    • Maid is an undeniably poignant story, built on Qualley’s captivating presence: "She is incredibly convincing as a young mother determined to give her child the life she never had," says Saloni Gajjar. "It’s impossible not to be drawn to her performance; she’s essentially in every frame, and shows off an ingenuous star quality. Even in the moments when Maid is predictable or dawdles, Qualley’s earnestness keeps the momentum going. Directors like Nzingha Stewart, John Wells, and Lila Neugebauer spend time building out Alex’s world, beautifully capturing the scenic setting and making it all feel lived in. Maid takes a seemingly familiar but important story, making it one of the most quietly compelling dramas of the year so far."
    • How Margaret Qualley got mom Andie MacDowell to play her mother on Maid: "It was my idea, actually," she said. "I pitched the idea to Margot Robbie, because she's one of the producers on this, and she loved it." The only outcome Qualley didn't take into consideration? That her mom might say no. "That was the one thing I hadn't checked," says Qualley. "But I was lucky enough that she wanted to do it, and then she was stuck with me for almost nine months. So, thank you, mom!"
    • Maid showrunner Molly Smith Metzler began to see the world differently after reading Stephanie Land’s memoir: However, for every small detail Smith Metzler kept in her version of the story, she greatly fictionalized something else in the 10 episodes — or, as she calls it, “10 plays” — of the season. Metzler's changes included renaming characters.

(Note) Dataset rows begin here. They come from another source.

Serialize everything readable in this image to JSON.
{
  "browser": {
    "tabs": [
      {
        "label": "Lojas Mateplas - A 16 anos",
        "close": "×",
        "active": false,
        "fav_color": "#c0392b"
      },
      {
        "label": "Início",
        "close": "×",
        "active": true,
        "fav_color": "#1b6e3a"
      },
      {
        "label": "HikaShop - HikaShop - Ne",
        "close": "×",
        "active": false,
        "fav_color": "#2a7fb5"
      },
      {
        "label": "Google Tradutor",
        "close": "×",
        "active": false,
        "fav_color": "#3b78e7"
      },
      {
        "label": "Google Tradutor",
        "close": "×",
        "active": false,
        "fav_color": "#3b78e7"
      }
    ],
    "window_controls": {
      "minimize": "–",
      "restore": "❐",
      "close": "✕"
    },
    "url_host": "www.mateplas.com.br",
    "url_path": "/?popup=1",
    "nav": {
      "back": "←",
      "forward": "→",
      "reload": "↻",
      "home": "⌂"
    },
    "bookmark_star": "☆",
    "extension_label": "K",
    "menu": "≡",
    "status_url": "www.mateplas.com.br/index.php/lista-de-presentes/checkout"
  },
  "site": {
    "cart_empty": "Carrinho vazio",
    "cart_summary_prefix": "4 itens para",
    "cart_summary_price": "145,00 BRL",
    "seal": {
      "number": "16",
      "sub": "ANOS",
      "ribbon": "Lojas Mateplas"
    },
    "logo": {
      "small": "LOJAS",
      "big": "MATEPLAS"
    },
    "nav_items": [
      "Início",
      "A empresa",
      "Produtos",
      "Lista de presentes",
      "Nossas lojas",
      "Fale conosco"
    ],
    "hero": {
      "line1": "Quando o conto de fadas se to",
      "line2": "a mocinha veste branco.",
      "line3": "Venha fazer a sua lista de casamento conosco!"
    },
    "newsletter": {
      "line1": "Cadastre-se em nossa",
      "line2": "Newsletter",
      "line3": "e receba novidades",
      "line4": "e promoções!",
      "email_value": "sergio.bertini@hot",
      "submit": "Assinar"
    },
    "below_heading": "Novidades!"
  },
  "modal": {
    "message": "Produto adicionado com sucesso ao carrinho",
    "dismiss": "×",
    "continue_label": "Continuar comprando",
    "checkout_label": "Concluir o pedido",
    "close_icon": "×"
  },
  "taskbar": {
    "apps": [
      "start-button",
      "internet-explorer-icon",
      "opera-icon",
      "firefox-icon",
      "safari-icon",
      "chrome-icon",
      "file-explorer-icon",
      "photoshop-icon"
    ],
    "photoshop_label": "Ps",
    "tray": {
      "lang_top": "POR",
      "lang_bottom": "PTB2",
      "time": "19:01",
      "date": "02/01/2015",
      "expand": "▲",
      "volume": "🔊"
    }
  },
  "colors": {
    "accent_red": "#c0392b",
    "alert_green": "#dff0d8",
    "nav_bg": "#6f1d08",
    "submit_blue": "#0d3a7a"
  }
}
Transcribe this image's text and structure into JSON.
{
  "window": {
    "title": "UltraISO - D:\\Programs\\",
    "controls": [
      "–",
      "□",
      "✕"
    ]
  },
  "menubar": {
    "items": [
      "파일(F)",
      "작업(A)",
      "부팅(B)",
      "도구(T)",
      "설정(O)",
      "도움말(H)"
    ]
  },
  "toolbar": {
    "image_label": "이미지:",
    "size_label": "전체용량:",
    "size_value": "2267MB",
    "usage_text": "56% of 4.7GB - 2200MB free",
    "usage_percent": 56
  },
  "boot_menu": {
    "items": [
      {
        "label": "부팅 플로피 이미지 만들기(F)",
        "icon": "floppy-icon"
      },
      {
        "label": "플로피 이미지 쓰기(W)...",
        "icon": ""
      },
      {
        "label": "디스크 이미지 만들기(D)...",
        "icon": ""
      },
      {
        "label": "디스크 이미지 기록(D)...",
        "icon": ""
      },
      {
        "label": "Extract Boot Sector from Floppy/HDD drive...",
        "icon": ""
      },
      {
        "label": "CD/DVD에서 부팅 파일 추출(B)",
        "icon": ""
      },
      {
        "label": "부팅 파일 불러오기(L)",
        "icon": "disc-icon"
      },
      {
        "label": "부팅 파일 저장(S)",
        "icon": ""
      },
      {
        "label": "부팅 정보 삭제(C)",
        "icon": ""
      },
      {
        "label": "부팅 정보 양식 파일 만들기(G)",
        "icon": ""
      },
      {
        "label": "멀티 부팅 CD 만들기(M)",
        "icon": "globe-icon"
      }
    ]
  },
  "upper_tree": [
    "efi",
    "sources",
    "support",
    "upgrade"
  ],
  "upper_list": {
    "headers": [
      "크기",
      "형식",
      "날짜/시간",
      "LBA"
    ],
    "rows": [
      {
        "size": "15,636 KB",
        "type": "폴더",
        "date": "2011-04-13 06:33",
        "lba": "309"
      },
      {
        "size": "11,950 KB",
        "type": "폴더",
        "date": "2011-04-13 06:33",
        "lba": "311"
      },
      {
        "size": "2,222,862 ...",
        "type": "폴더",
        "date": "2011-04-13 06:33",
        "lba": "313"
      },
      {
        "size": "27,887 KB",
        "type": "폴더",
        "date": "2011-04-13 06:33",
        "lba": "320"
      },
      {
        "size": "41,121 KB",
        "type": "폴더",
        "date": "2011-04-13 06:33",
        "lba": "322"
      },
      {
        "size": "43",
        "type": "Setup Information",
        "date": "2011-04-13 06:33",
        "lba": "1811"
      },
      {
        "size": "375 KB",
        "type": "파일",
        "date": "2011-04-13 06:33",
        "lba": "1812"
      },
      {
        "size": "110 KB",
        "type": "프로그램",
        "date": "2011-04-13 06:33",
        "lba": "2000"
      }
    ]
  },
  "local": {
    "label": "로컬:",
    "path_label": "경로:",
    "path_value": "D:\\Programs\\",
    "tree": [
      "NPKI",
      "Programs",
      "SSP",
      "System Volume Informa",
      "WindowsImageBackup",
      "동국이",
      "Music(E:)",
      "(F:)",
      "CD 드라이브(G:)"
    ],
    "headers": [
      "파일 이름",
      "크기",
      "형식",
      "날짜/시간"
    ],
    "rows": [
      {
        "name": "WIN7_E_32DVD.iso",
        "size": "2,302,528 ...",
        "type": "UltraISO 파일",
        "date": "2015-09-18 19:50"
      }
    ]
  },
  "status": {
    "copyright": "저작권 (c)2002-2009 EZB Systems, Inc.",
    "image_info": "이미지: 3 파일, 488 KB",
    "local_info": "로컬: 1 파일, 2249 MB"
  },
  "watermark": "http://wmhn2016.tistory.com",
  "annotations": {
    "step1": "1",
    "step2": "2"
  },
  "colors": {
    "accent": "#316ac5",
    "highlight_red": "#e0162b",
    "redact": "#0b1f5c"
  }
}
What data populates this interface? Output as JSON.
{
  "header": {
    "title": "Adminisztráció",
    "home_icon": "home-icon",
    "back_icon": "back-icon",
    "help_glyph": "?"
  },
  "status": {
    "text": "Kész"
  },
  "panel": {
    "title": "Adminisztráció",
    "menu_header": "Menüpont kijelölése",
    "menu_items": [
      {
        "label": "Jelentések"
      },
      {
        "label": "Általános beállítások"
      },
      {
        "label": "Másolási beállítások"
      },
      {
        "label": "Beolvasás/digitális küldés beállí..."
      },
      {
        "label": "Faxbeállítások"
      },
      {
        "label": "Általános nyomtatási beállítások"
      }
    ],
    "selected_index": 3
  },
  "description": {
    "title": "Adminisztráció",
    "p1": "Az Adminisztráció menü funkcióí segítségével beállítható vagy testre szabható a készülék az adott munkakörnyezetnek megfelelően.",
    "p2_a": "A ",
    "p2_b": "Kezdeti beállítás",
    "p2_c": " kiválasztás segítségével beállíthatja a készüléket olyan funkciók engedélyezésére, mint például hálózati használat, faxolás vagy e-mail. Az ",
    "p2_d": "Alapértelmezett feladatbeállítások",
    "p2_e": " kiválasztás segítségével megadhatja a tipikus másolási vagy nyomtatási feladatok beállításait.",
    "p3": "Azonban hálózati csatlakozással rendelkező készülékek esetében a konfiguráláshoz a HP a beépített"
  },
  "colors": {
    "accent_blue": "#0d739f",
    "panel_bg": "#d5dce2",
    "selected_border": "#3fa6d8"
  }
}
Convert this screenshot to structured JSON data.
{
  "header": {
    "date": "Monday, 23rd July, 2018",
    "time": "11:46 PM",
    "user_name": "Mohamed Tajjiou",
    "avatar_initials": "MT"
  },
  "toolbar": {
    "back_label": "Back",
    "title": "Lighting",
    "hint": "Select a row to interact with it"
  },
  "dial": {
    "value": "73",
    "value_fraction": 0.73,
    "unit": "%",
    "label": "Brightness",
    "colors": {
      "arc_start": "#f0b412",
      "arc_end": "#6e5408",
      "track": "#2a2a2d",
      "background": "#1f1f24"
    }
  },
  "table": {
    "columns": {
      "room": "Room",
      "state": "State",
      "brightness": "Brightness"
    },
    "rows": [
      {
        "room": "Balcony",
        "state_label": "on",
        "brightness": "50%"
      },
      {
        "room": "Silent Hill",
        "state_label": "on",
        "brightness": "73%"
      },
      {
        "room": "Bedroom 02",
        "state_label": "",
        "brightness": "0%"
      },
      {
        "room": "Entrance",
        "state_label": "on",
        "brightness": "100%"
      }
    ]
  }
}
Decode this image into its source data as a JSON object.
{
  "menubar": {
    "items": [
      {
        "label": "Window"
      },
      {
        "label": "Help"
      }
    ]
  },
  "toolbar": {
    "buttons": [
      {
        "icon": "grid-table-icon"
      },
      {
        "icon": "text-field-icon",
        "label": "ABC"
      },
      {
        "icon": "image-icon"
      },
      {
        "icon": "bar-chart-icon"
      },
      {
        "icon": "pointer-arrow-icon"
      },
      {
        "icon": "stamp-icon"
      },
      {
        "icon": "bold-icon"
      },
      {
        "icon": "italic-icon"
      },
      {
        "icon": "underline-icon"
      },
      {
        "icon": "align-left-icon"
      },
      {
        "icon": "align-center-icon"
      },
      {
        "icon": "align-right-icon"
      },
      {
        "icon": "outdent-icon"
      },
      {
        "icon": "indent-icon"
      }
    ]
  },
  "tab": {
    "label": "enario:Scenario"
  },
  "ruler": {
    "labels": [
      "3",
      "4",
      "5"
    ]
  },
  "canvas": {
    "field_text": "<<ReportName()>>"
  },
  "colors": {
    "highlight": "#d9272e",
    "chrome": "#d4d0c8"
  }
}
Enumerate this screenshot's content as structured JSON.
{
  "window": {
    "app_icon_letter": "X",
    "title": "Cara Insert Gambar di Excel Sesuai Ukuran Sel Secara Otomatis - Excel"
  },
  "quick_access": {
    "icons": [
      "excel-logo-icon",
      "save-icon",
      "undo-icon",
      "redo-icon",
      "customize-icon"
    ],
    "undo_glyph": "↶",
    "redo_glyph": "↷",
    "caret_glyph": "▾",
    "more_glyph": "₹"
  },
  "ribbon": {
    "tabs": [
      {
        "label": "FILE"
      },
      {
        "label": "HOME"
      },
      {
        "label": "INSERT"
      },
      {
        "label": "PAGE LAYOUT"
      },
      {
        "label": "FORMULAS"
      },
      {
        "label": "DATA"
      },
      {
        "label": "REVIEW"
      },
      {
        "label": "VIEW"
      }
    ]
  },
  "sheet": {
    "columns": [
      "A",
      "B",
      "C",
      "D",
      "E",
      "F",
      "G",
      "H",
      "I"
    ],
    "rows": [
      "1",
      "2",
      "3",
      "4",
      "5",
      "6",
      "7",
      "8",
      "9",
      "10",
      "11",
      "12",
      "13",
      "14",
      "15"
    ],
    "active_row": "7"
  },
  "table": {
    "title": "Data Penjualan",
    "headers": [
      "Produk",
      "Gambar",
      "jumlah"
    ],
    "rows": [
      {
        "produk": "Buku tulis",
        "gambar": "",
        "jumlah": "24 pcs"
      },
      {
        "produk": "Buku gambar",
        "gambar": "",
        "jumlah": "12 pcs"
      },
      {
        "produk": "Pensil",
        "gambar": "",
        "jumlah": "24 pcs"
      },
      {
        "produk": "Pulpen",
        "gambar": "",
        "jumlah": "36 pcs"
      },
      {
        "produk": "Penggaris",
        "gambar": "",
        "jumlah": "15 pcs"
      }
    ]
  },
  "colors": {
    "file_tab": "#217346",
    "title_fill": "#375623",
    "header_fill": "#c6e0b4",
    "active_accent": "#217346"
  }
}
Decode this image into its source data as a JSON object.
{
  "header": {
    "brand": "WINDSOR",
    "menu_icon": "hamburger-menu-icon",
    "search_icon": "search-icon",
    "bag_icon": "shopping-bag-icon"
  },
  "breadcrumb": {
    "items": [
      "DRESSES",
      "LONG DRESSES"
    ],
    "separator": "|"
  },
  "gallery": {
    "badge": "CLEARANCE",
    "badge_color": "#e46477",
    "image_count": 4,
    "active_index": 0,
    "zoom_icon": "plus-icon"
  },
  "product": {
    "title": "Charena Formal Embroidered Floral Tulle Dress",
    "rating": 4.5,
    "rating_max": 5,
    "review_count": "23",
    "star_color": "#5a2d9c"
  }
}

    TOPICS: Maid, Netflix, Andie MacDowell, Margaret Qualley, Molly Smith Metzler